§ Work item: Below are records; count how many of their lines contain the word "editedTagSet" and give the number alone.

§ Excerpts from an interface dataset:
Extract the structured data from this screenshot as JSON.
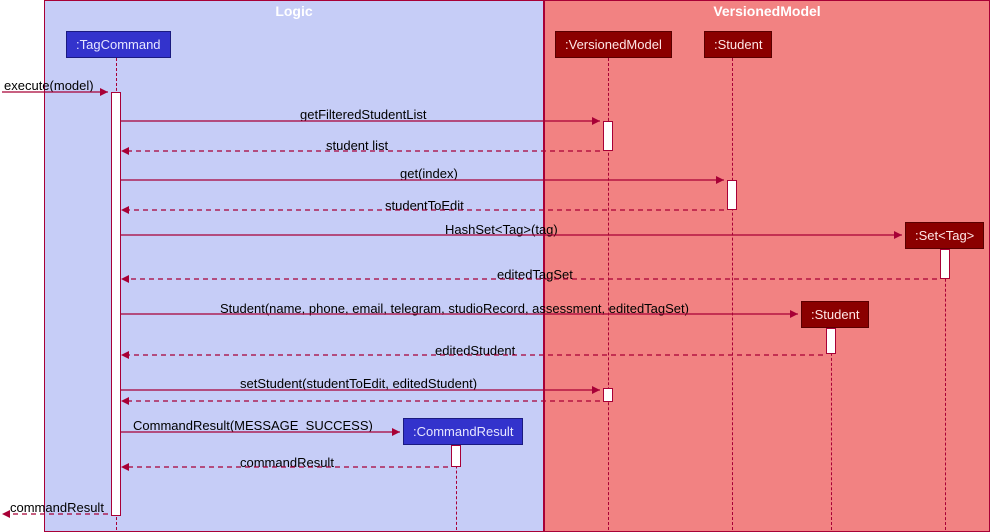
{
  "frames": {
    "logic": "Logic",
    "versioned": "VersionedModel"
  },
  "participants": {
    "tagCommand": ":TagCommand",
    "versionedModel": ":VersionedModel",
    "student": ":Student",
    "setTag": ":Set<Tag>",
    "studentNew": ":Student",
    "commandResult": ":CommandResult"
  },
  "messages": {
    "execute": "execute(model)",
    "getFiltered": "getFilteredStudentList",
    "studentList": "student list",
    "getIndex": "get(index)",
    "studentToEdit": "studentToEdit",
    "hashSetTag": "HashSet<Tag>(tag)",
    "editedTagSet": "editedTagSet",
    "studentCtor": "Student(name, phone, email, telegram, studioRecord, assessment, editedTagSet)",
    "editedStudent": "editedStudent",
    "setStudent": "setStudent(studentToEdit, editedStudent)",
    "cmdResultCtor": "CommandResult(MESSAGE_SUCCESS)",
    "commandResultRet": "commandResult",
    "commandResultFinal": "commandResult"
  },
  "chart_data": {
    "type": "sequence_diagram",
    "frames": [
      {
        "name": "Logic",
        "contains": [
          ":TagCommand",
          ":CommandResult"
        ]
      },
      {
        "name": "VersionedModel",
        "contains": [
          ":VersionedModel",
          ":Student",
          ":Set<Tag>",
          ":Student"
        ]
      }
    ],
    "participants": [
      ":TagCommand",
      ":VersionedModel",
      ":Student",
      ":Set<Tag>",
      ":Student",
      ":CommandResult"
    ],
    "interactions": [
      {
        "from": "caller",
        "to": ":TagCommand",
        "label": "execute(model)",
        "type": "call"
      },
      {
        "from": ":TagCommand",
        "to": ":VersionedModel",
        "label": "getFilteredStudentList",
        "type": "call"
      },
      {
        "from": ":VersionedModel",
        "to": ":TagCommand",
        "label": "student list",
        "type": "return"
      },
      {
        "from": ":TagCommand",
        "to": ":Student",
        "label": "get(index)",
        "type": "call"
      },
      {
        "from": ":Student",
        "to": ":TagCommand",
        "label": "studentToEdit",
        "type": "return"
      },
      {
        "from": ":TagCommand",
        "to": ":Set<Tag>",
        "label": "HashSet<Tag>(tag)",
        "type": "create"
      },
      {
        "from": ":Set<Tag>",
        "to": ":TagCommand",
        "label": "editedTagSet",
        "type": "return"
      },
      {
        "from": ":TagCommand",
        "to": ":Student",
        "label": "Student(name, phone, email, telegram, studioRecord, assessment, editedTagSet)",
        "type": "create"
      },
      {
        "from": ":Student",
        "to": ":TagCommand",
        "label": "editedStudent",
        "type": "return"
      },
      {
        "from": ":TagCommand",
        "to": ":VersionedModel",
        "label": "setStudent(studentToEdit, editedStudent)",
        "type": "call"
      },
      {
        "from": ":VersionedModel",
        "to": ":TagCommand",
        "label": "",
        "type": "return"
      },
      {
        "from": ":TagCommand",
        "to": ":CommandResult",
        "label": "CommandResult(MESSAGE_SUCCESS)",
        "type": "create"
      },
      {
        "from": ":CommandResult",
        "to": ":TagCommand",
        "label": "commandResult",
        "type": "return"
      },
      {
        "from": ":TagCommand",
        "to": "caller",
        "label": "commandResult",
        "type": "return"
      }
    ]
  }
}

§ Response to this exercise: 4